→ **Activity**
Search the entries below for "Generate". Report each line where it occurs.

[Exercise data — start]

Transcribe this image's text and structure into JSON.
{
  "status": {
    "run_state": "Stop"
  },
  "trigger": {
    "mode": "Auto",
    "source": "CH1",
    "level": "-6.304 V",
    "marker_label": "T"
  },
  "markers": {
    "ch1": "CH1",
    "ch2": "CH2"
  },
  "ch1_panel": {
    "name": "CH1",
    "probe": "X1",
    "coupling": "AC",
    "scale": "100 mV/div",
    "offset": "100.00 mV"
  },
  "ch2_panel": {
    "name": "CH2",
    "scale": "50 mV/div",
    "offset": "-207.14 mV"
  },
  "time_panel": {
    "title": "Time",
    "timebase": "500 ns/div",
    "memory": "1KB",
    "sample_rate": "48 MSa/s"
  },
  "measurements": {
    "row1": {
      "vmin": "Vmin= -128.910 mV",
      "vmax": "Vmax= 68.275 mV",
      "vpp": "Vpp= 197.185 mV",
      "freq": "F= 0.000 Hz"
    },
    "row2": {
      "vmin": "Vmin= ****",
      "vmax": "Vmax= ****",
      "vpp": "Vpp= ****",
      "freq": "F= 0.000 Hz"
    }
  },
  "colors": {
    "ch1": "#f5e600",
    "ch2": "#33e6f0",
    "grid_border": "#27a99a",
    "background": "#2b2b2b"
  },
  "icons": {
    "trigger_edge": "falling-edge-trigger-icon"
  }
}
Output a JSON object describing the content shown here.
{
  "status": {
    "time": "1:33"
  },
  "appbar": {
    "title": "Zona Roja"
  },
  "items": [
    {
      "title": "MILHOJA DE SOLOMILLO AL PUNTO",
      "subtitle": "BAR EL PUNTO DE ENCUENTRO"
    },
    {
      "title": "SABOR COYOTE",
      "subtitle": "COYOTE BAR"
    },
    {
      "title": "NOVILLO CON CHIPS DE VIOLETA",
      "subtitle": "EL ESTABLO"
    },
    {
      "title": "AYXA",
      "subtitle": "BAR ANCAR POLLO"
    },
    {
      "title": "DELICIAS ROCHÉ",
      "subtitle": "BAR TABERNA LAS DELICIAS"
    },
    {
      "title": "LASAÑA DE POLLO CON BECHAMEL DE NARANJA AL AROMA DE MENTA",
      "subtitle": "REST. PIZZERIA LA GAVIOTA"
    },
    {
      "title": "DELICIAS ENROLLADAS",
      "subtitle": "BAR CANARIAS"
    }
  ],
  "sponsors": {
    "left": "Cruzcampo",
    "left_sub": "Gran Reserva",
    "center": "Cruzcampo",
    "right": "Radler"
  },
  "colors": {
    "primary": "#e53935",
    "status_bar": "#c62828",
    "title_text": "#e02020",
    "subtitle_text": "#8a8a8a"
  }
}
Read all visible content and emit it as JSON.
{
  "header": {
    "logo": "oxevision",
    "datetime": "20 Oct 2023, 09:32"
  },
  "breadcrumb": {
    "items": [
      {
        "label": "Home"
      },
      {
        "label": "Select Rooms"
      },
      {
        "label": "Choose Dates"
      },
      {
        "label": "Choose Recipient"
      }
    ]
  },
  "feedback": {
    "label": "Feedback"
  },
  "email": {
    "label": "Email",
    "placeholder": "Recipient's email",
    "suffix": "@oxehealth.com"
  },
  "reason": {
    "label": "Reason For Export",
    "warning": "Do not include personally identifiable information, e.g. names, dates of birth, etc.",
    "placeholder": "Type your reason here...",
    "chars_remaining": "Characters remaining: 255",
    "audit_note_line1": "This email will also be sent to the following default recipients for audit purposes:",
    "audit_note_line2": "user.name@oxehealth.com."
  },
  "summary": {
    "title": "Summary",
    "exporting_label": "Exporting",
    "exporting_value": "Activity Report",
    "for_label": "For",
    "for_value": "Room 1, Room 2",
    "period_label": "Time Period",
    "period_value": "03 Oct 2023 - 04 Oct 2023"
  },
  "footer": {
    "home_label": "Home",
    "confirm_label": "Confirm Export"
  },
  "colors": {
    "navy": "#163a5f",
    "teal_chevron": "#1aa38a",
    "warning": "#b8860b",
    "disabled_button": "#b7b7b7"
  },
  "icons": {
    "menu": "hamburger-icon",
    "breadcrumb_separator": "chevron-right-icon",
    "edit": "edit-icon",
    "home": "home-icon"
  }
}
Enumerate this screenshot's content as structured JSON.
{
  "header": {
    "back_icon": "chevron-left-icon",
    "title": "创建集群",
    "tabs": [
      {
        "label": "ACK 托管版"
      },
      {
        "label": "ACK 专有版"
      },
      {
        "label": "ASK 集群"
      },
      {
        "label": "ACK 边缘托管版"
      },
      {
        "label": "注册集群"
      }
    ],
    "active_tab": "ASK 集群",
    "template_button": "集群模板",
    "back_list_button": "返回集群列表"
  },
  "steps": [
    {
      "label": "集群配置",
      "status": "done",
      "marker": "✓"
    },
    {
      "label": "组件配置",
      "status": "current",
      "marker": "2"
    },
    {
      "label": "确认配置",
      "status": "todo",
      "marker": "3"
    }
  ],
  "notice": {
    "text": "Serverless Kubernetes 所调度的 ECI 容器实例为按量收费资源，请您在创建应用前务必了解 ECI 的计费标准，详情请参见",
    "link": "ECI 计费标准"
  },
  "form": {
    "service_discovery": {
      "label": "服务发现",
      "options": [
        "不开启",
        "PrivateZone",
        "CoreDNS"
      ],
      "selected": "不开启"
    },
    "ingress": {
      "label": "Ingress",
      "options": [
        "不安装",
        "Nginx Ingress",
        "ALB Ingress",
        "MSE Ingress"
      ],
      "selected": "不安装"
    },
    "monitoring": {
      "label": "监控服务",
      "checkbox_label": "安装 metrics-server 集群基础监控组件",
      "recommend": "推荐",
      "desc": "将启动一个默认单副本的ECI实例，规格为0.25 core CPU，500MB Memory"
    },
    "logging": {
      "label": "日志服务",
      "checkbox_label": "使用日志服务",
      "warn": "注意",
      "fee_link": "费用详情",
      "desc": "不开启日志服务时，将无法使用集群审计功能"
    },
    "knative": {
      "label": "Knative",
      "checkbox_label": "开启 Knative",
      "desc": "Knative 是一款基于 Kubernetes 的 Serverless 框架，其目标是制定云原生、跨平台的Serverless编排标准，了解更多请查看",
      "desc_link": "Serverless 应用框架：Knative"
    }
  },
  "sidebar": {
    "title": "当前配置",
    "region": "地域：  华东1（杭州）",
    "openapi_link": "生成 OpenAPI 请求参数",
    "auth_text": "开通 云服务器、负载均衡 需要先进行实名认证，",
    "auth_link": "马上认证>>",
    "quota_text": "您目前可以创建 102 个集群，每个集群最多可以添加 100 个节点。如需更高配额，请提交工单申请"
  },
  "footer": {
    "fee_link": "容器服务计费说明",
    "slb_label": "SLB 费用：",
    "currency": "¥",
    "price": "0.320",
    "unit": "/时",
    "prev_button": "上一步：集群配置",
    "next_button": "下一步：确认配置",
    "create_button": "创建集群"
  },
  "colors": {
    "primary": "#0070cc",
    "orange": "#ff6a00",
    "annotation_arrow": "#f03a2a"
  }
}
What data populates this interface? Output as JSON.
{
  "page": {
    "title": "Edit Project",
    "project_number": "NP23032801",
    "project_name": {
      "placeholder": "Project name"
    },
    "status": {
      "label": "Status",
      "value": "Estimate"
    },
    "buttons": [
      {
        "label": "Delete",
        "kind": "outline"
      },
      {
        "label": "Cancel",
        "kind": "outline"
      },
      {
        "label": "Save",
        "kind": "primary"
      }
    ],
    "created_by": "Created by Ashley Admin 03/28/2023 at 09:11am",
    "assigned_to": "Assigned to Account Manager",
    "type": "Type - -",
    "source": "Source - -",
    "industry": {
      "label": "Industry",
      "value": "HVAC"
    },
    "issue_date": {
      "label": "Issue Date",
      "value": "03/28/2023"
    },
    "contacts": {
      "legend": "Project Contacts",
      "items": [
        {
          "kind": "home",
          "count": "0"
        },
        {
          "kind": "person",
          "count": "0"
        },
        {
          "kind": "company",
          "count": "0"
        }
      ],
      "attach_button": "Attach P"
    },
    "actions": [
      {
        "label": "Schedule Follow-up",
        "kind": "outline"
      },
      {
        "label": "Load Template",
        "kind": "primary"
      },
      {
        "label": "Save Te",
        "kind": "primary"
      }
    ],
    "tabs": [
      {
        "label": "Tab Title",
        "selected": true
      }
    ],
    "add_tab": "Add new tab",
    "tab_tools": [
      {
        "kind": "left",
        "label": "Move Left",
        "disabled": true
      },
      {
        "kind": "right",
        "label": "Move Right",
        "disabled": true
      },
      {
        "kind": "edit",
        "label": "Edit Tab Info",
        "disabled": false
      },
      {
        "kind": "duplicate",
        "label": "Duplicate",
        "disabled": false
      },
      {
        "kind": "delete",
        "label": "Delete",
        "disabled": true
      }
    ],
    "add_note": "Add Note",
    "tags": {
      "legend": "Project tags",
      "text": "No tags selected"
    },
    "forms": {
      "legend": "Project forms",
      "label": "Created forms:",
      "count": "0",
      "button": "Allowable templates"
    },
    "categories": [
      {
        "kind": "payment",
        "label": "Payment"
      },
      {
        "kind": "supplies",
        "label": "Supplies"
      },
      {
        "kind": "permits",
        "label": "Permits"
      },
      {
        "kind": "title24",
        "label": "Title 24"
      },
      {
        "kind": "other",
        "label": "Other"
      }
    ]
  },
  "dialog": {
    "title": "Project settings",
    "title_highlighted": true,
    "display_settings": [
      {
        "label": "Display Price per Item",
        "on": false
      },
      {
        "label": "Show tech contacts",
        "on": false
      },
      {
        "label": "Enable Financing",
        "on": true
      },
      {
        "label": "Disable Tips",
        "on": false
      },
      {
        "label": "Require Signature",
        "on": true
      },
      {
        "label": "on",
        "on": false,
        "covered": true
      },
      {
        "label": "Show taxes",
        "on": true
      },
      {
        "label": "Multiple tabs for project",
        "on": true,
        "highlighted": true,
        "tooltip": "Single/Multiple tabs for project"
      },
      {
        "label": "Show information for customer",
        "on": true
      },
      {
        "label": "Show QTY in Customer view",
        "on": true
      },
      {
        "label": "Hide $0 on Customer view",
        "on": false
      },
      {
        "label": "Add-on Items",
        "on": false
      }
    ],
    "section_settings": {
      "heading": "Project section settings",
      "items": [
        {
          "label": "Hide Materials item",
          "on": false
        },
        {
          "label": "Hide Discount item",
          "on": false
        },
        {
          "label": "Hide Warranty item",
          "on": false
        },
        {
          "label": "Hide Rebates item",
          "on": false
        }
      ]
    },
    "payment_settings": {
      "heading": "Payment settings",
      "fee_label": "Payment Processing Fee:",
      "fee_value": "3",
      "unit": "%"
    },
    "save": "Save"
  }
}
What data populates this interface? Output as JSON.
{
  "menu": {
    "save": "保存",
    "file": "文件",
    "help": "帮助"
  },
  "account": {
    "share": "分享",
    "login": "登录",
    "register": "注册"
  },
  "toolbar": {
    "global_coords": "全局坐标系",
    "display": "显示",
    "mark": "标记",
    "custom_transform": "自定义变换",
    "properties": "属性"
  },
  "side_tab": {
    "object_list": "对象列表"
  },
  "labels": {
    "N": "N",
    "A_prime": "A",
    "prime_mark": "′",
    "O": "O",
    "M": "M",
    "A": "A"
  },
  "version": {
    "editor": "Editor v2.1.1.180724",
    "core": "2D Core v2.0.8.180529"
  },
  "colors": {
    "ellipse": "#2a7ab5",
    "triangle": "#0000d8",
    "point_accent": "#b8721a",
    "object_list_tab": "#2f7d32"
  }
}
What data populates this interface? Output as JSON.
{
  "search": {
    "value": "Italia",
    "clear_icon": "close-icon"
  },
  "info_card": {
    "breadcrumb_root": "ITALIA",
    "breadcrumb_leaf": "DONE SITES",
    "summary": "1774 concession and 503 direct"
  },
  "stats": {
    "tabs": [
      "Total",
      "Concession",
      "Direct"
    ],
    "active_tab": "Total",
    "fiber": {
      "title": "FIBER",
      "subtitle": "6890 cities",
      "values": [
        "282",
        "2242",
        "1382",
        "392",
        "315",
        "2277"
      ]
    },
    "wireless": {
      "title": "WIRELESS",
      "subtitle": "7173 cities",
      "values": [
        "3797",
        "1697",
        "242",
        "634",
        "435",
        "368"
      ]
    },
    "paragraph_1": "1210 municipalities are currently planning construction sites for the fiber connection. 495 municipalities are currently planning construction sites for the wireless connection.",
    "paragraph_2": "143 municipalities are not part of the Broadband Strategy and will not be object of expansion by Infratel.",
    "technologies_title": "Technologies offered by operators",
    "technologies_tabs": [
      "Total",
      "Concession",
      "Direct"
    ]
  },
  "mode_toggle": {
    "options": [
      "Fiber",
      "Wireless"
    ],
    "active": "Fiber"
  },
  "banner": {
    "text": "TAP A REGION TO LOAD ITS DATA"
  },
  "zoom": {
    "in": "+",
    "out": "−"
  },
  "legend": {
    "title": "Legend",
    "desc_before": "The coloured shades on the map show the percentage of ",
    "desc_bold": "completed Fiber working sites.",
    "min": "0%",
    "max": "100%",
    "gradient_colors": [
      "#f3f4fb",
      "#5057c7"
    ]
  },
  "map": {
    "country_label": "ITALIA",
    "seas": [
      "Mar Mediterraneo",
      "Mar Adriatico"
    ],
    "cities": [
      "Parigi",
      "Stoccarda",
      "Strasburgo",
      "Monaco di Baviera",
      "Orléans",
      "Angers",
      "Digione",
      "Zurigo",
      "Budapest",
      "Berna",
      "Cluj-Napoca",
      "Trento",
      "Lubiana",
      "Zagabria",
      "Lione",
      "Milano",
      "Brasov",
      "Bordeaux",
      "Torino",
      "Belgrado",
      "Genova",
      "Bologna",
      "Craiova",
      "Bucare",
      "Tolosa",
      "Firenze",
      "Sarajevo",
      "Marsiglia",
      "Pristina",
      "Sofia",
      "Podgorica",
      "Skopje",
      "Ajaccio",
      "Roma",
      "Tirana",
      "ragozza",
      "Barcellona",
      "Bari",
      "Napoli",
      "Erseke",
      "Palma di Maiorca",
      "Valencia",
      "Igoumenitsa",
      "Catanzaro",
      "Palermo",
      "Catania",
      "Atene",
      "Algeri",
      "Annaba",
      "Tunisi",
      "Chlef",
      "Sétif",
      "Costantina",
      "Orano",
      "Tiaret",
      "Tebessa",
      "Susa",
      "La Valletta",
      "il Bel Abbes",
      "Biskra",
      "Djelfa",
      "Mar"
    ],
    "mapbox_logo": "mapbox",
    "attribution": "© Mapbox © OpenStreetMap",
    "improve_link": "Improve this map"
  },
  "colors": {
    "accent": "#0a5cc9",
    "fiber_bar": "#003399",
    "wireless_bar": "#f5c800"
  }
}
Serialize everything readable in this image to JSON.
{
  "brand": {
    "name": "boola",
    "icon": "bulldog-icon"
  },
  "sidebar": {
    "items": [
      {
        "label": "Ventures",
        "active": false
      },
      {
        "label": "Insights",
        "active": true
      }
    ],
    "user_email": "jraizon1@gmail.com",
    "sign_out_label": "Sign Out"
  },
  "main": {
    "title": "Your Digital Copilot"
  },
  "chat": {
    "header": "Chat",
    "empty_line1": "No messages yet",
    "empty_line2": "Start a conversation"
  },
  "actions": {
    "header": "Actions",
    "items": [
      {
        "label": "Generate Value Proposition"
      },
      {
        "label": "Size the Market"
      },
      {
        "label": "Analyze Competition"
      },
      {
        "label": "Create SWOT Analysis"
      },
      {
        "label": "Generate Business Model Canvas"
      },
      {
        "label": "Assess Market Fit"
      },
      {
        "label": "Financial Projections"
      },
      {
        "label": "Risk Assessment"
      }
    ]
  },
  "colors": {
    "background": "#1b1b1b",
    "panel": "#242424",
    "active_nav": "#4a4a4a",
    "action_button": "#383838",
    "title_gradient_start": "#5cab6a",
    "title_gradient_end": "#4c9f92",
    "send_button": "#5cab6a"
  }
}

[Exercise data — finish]

→ **Your response**
        "label": "Generate Value Proposition"
        "label": "Generate Business Model Canvas"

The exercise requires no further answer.